▶ **What you need to do**
Every line below that holds the string "your" must be copied.

= = = = = = =

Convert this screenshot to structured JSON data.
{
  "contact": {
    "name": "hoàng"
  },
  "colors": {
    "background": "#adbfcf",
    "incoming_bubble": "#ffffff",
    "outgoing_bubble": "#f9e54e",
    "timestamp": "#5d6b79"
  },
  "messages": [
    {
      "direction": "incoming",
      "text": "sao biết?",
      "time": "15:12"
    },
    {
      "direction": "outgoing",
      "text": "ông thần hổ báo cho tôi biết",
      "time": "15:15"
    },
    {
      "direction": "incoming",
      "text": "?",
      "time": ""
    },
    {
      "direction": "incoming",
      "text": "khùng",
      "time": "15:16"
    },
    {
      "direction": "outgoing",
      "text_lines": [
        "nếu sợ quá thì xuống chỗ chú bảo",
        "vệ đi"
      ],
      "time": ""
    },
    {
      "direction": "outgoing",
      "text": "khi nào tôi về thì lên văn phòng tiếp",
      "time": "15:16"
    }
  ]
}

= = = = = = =

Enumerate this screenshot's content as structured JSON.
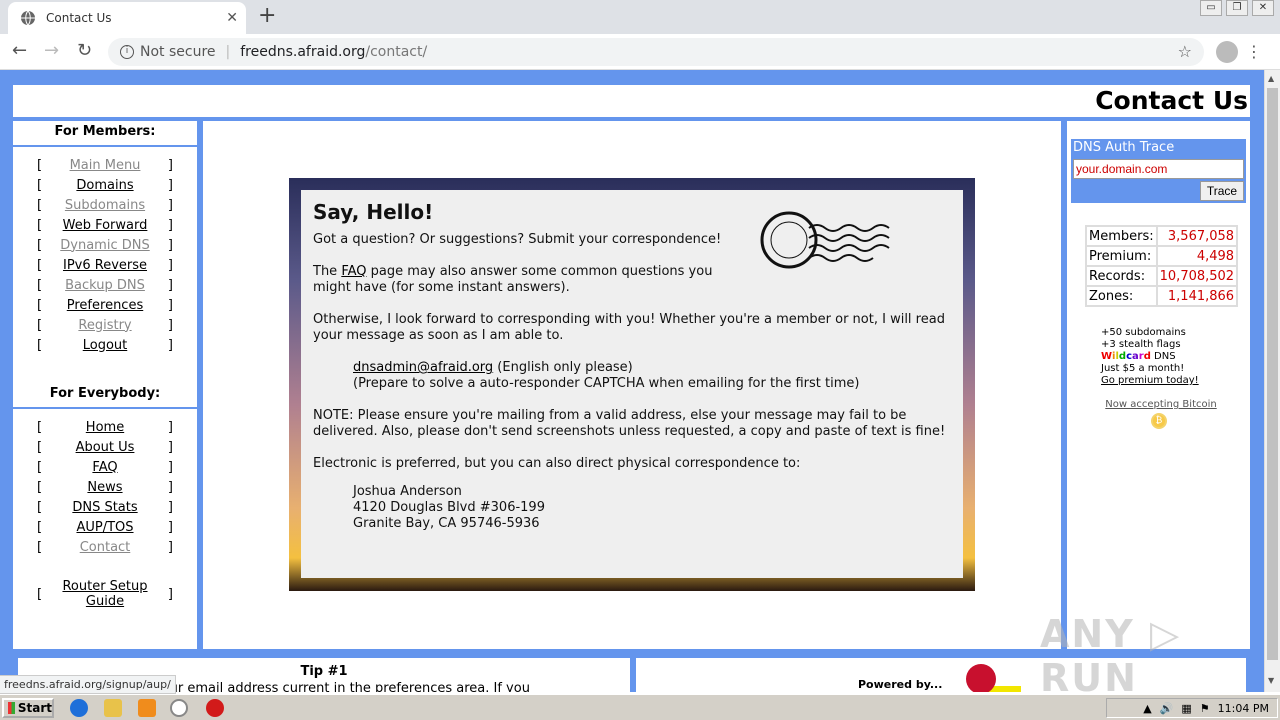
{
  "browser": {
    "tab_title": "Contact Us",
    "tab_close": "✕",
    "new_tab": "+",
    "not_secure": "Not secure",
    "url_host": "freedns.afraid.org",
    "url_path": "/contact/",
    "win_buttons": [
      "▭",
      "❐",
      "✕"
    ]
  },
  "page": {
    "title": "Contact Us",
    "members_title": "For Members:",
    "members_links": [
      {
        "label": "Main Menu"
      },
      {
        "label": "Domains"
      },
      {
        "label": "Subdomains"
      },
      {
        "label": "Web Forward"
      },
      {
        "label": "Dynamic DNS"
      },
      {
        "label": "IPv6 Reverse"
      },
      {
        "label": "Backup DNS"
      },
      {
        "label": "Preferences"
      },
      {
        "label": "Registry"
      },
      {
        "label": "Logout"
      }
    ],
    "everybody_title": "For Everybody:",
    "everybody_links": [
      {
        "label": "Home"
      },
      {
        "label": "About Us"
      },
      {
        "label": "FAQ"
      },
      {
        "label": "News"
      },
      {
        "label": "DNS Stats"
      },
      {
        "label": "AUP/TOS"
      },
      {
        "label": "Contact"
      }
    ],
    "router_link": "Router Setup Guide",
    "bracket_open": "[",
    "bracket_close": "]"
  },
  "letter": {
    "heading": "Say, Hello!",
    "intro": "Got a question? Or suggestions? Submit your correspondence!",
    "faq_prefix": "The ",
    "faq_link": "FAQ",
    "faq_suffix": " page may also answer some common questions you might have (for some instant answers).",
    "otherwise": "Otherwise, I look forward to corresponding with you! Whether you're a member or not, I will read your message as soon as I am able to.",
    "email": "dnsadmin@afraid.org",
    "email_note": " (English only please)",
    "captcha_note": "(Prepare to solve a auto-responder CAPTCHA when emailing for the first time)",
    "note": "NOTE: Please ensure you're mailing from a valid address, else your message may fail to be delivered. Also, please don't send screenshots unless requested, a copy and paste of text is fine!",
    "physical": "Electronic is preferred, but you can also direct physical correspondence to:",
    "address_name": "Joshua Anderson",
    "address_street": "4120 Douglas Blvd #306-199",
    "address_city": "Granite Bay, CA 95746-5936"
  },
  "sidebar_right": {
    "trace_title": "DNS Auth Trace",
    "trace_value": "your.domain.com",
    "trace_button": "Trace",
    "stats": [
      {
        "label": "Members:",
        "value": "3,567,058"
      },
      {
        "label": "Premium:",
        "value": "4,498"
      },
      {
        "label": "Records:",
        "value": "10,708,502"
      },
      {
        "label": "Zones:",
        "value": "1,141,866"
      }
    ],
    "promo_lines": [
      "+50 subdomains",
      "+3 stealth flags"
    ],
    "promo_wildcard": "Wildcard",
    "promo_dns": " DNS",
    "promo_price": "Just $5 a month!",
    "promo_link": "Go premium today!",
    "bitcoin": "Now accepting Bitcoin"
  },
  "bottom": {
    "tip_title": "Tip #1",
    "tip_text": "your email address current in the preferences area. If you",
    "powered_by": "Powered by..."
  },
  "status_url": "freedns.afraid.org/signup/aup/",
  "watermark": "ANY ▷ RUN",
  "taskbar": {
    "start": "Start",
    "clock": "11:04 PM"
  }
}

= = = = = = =

▶ **Response to the task**
    "intro": "Got a question? Or suggestions? Submit your correspondence!",
    "otherwise": "Otherwise, I look forward to corresponding with you! Whether you're a member or not, I will read your message as soon as I am able to.",
    "note": "NOTE: Please ensure you're mailing from a valid address, else your message may fail to be delivered. Also, please don't send screenshots unless requested, a copy and paste of text is fine!",
    "trace_value": "your.domain.com",
    "tip_text": "your email address current in the preferences area. If you",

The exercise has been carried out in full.